So right and so critical to any sensible discussion of the future of American education and the American democracy.

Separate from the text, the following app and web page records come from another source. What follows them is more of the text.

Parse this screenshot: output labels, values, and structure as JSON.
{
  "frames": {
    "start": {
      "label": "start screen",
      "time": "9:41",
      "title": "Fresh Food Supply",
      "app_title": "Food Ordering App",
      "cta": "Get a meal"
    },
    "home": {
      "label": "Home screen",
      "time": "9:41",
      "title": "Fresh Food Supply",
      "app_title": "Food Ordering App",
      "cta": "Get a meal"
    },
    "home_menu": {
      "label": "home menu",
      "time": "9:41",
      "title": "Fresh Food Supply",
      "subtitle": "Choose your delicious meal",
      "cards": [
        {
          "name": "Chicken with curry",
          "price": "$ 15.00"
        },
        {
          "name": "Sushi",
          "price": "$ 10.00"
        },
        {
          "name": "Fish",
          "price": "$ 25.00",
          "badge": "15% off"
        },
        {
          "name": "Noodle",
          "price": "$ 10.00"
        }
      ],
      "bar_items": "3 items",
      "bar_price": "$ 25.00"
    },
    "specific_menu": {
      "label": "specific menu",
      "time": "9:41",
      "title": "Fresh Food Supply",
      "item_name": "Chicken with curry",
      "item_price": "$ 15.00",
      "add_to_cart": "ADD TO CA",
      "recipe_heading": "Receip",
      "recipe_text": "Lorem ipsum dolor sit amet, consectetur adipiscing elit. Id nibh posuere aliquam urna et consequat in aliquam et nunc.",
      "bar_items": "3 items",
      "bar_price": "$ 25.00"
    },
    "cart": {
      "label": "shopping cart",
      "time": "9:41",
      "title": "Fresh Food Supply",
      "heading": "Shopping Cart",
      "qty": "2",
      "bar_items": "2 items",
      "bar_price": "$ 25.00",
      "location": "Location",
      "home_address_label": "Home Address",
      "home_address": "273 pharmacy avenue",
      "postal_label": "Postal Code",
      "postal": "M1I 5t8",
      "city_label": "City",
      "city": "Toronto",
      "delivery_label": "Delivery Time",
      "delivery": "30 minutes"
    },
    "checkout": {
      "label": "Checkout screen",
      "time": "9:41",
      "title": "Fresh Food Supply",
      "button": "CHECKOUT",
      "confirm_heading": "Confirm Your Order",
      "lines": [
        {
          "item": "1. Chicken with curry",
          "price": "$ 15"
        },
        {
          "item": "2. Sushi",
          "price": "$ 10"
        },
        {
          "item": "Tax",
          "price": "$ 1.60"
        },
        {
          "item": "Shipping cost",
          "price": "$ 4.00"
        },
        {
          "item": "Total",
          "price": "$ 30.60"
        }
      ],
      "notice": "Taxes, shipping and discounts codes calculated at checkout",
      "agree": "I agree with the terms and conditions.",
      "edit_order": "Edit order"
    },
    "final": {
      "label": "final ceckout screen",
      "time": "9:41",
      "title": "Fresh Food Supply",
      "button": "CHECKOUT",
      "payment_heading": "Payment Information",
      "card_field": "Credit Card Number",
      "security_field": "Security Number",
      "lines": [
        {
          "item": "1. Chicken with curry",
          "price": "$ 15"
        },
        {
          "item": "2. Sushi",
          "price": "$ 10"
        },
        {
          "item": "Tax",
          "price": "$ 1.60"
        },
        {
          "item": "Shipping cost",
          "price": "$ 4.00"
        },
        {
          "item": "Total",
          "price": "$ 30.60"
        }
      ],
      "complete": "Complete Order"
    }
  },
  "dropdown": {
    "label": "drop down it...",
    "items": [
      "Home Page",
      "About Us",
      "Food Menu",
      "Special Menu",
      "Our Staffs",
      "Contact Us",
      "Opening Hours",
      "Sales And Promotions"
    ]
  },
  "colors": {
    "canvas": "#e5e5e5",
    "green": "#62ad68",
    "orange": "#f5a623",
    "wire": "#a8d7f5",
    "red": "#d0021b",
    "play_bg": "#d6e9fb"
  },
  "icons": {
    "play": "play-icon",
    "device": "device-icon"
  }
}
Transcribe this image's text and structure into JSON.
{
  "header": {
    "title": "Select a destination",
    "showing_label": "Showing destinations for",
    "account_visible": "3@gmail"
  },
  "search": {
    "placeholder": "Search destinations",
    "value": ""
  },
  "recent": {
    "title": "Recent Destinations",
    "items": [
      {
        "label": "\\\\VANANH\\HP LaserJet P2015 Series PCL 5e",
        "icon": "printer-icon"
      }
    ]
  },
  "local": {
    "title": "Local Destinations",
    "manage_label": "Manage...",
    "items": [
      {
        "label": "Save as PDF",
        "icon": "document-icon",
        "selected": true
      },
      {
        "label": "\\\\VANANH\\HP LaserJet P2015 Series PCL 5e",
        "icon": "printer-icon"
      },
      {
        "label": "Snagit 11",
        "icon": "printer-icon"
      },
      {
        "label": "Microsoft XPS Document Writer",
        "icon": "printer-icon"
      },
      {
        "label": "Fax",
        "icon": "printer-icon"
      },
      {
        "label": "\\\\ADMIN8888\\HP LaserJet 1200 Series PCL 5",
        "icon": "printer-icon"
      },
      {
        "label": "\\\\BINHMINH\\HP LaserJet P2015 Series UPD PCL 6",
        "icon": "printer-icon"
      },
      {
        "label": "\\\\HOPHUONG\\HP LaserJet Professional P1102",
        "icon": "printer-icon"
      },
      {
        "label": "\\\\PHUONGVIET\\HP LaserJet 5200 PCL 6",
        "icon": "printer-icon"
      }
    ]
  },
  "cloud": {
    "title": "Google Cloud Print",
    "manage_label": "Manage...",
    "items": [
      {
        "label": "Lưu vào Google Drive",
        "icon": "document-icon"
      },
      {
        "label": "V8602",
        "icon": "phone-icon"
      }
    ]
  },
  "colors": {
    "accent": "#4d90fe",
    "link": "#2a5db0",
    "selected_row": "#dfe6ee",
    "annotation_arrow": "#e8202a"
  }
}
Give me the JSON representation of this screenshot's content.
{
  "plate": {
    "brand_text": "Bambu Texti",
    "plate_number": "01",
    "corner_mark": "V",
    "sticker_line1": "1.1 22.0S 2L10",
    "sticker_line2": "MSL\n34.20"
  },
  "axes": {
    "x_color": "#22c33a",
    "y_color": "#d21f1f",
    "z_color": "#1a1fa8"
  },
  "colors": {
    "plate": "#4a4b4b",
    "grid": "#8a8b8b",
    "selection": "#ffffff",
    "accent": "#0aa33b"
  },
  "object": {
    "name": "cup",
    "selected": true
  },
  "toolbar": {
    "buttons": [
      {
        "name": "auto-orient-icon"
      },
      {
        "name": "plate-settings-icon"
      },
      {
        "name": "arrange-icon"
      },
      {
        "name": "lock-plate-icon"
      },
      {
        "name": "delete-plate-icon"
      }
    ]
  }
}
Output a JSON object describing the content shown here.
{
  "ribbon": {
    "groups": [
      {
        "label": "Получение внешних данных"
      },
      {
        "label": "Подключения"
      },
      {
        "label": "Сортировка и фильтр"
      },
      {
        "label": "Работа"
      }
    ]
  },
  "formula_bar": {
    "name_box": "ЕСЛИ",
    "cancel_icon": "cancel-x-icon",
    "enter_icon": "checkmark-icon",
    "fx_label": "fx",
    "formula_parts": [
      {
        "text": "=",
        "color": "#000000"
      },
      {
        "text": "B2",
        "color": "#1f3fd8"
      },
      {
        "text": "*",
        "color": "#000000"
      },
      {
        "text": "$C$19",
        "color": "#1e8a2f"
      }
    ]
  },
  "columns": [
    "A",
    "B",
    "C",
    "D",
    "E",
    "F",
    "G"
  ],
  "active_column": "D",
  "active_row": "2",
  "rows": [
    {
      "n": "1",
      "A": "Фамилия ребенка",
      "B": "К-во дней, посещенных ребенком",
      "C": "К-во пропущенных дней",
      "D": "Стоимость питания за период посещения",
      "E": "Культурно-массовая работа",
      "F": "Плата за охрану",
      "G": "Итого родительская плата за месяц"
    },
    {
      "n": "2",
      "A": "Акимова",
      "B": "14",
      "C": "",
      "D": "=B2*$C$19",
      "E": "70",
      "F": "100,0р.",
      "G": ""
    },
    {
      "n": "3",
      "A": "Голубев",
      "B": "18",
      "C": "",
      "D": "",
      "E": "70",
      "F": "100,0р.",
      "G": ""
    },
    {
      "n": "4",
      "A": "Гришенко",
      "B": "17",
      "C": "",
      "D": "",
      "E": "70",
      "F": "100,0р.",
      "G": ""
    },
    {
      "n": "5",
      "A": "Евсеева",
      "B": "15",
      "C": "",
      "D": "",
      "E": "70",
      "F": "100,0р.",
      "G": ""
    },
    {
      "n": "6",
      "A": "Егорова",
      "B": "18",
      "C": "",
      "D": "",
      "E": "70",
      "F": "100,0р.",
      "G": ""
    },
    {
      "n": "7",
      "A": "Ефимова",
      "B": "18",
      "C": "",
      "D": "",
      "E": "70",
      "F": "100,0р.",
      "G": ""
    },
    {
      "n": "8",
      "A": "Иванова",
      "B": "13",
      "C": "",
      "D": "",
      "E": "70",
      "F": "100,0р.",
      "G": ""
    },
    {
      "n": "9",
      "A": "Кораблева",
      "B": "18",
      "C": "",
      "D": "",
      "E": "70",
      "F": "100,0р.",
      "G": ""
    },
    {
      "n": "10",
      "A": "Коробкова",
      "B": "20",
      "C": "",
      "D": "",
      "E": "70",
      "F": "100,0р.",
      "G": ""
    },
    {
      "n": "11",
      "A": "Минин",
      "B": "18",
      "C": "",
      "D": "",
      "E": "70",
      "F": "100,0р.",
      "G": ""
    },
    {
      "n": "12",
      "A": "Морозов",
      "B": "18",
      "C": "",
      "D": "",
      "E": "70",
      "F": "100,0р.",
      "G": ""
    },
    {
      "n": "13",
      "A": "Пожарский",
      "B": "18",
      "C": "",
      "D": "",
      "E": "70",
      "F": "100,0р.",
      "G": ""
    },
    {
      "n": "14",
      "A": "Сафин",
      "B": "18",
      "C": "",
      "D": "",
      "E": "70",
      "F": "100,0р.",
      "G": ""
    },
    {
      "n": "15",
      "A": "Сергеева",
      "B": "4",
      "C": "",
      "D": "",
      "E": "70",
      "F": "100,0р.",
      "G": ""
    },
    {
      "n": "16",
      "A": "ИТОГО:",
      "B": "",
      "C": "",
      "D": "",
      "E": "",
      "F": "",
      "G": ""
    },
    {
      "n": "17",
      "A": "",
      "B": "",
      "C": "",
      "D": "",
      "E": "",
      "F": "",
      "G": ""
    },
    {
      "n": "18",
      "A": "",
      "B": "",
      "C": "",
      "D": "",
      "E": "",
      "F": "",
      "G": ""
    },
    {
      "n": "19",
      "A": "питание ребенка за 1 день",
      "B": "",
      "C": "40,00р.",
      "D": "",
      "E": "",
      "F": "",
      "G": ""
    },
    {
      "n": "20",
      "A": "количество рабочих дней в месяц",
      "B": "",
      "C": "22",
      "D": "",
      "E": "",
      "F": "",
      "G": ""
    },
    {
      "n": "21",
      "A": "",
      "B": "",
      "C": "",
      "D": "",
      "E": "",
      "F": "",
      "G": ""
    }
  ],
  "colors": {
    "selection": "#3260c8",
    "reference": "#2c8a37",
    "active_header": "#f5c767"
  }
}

“The new administration seems to have realized that the best way to eradicate poverty is to address it head-on. Yet, even as Biden works to put literal cash in the hands of the poor, his education policy has failed to reflect this historic realignment. Instead, the administration continues to talk about schools, from K-12 to community colleges, in the language of human capital acquisition and workforce development. And it’s not just the rhetoric. Biden’s education policies also reflect an absence of new ideas. His secretary of education, Miguel Cardona, has spent much of his early tenure on the job defending high-stakes tests. And at the heart of Biden’s K-12 agenda is a massive infusion of funds into the original education “fix”—Title I of Lyndon Johnson’s Elementary and Secondary Education Act.”Our schools can’t fix the problems of poverty, and parts of the Biden administration seem to know that. But until education policy breaks free from this framing of the purpose of school, it will remain difficult to recognize what our schools can do. At a time when voting rights are increasingly being restricted, when we continue to debate the value of Black lives, and when we can’t agree on basic facts, public education has an essential role to play. We don’t have public schools in this country so that young people can compete for advantage against each other—or so that the private sector can reduce the costs of training labor. Instead, we tax ourselves to pay for universal K-12 education because public schools are the bulwark of a diverse, democratic society. That’s the message that the Biden administration should be sending. It’s the message we need.”